And fourth would be infrastructure. We work with companies like Verizon and Time Warner to make sure that residents have the fastest, most reliable connections for the most affordable prices. We want people to realize they have to be connected.

EBONY: Was Silicon Harlem a catalyst for the tech activity in Harlem, or was there already a burgeoning culture?

CB: The fifth thing I wanted to mention was, we’ve actually had Silicon Harlem on our radar for 10 years, including submitting to have funds to create community tech centers through Barack Obama’s BTOP Program. But we hadn’t spoken with the community. The tipping point for us was when we had our first meet-up and almost 500 people came out. Then we realized there were a lot of us uptown. All we needed to do was galvanize the community. That’s why the co-working spaces are seeing success. That’s why incubators are starting here. That’s why young companies are anchoring in Harlem. We don’t have illusions that we’re the first people talking about tech uptown. We’re inclusive, and we invite everyone to come out.

EBONY: You also have an education component?
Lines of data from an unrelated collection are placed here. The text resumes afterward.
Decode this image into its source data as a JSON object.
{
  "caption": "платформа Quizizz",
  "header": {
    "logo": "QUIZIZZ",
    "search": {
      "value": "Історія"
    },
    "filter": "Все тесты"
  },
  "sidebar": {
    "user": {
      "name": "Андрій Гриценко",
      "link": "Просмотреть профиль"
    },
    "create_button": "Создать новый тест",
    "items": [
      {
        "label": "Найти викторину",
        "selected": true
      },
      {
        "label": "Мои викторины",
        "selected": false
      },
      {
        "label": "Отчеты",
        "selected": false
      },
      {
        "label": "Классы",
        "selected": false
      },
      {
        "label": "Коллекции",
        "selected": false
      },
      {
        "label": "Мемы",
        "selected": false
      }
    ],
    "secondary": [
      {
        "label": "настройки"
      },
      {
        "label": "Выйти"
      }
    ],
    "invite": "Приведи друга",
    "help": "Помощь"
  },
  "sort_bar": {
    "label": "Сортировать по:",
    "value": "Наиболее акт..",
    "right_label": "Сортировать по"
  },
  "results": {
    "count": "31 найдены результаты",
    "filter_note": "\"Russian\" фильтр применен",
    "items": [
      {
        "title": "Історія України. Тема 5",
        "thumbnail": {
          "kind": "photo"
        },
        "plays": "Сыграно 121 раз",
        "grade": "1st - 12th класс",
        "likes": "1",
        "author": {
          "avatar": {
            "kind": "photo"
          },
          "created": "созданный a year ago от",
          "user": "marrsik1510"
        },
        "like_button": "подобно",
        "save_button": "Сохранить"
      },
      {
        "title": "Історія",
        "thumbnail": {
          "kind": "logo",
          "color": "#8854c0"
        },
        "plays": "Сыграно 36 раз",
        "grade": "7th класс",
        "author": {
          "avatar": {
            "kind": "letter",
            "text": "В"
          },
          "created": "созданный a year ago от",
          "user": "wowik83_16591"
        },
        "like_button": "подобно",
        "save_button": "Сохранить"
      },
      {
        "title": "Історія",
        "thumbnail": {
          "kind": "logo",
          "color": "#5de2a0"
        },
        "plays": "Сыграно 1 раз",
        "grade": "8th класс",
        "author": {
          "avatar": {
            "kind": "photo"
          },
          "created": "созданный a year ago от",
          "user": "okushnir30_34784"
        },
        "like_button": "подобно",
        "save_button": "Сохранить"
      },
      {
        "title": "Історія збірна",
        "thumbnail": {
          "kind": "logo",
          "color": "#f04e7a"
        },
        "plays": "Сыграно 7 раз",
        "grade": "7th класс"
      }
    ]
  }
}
CB: It’s vital for this tech and innovation hub to have an education component as part of it. We’re intergenerational. We have programs that focus on high school kids. And we’ve had success with seniors going to college, like the young lady who is on the front page of our website who is going to Smith College and worked at We also did a demystifying technology for senior citizens during Harlem Week. And with City College, we offer tech programming classes that are a fraction of the cost that you would pay in midtown. And our meet-ups every month are targeted to working class and professionals looking to network.
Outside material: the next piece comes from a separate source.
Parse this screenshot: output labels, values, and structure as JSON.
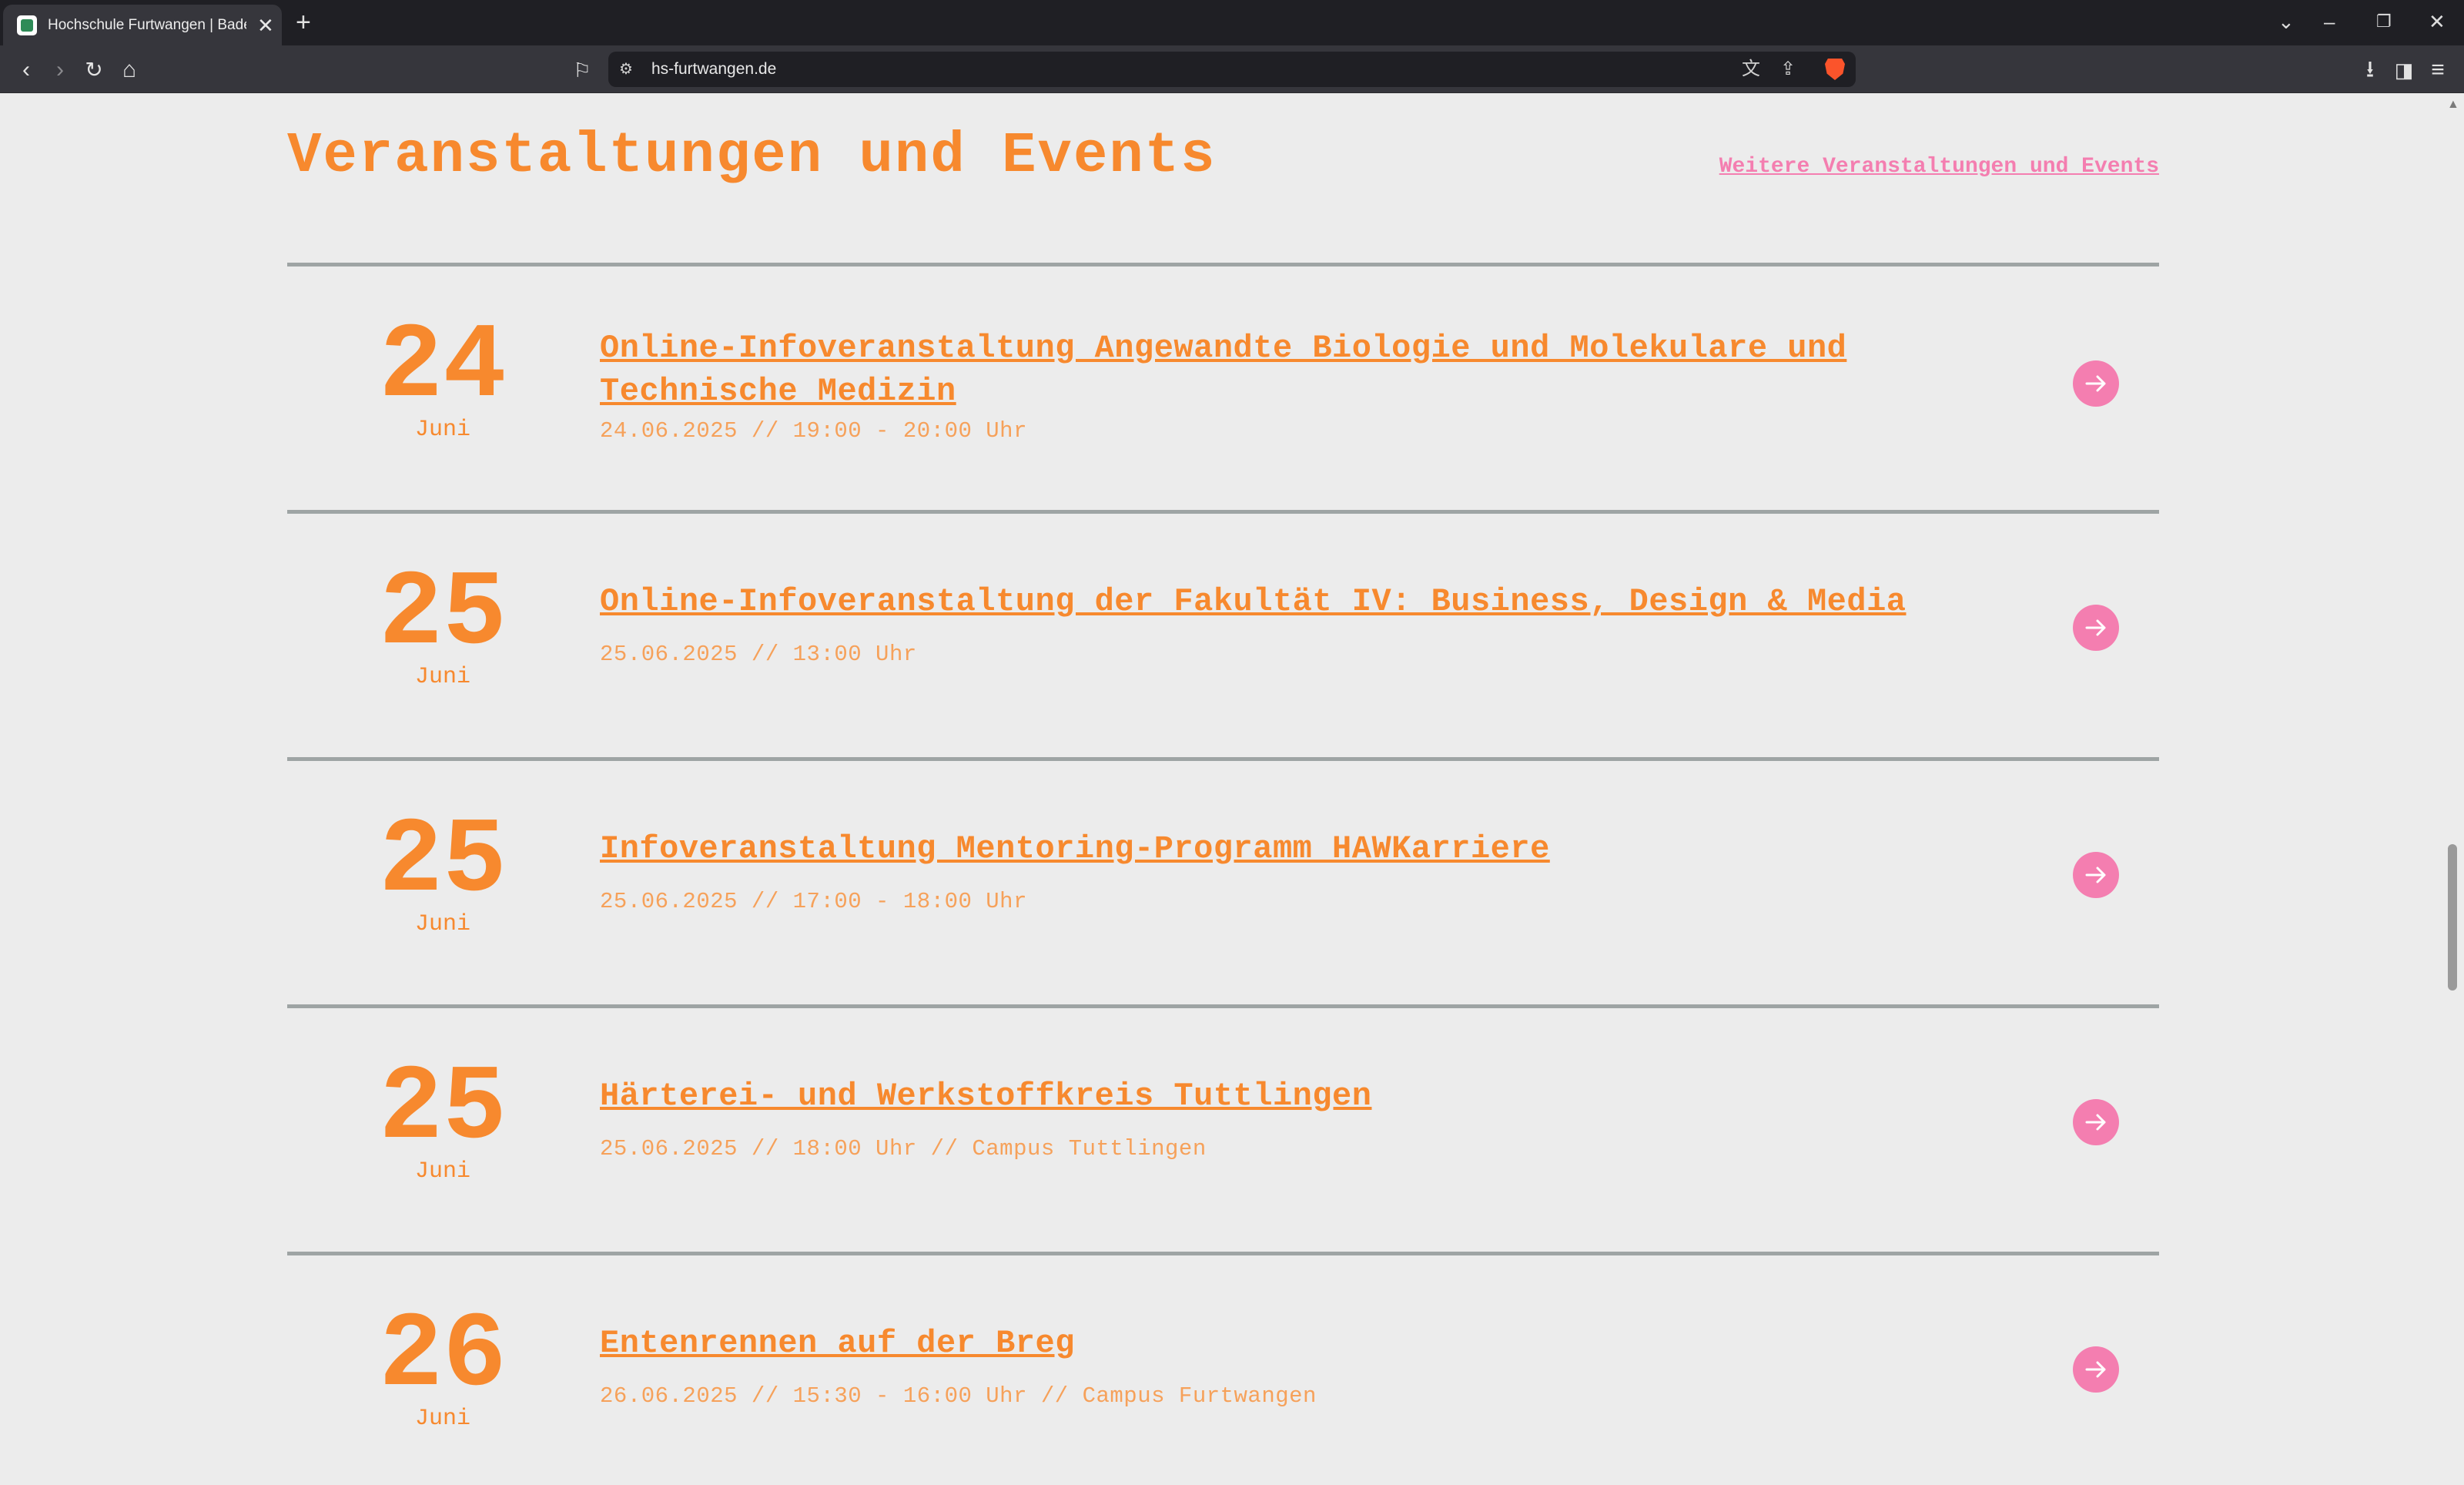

EBONY: How will you measure success?

CB: How has what we’re doing driven the development of jobs? What’s directly related to us is, we’re looking at the number of young people that we’re pushing through these educational programs, going to college and returning to go to work, establish a business, or live. We also measure the number of professionals who take our courses at City College. We also measure the companies that are getting money to accelerate.

EBONY: Are there specific success stories that you can cite?

CB: There’s a young lady we worked with who has received funding from a number of sources through her ability to win pitch fests. Her name is Stephanie Lampkin, and she’s been a part of us before she even had Blendoor. We’ve watched her and helped her in a lot of ways, and now she really has some momentum going. There’s another company called Kudzoo that awards and motivates students for doing well in school. They’ve also received funding and have been able to move their company along.

EBONY: Do you see Silicon Harlem as a model for other urban centers?

CB: It’s not a question of if, it’s a question of when. The technology evolution is worldwide. The model we’re implementing uptown we’re sharing with Philadelphia, Newark, and we’ve shared with Boston. We’re connecting with Atlanta and Chicago. This is so we can fix these areas, these urban markets that can become economic engines in the 21st century. We need dedicated people who can provide structure and leadership. The communities are ready and willing.

EBONY: You have your second annual conference coming up. What are your expectations?

CB: Our conference is called Connected for Good!, because we want people to realize they have to be connected. Our opening keynote session is Maya Wiley, who is the counsel to the mayor. What we hope comes out is that broadband is as important as the water and electricity running through your home. She’s going to focus on the power of what that means.

We want our attendees to understand that being online isn’t just for professionals; it needs to happen for everybody. Another thing we’ll be talking about is not about where we are; we’re going to focus on where we are going as a tech and innovation community. It’s next generation everything. We want our attendees to be prepared for the future.

Lynne d Johnson has been writing about music since the early 1990s, tech since the late ’90s, and the intersection of music and technology since the early 2000s. She currently writes, teaches and consults companies on how to better engage with their audiences. Follow her on Twitter @lynneluvah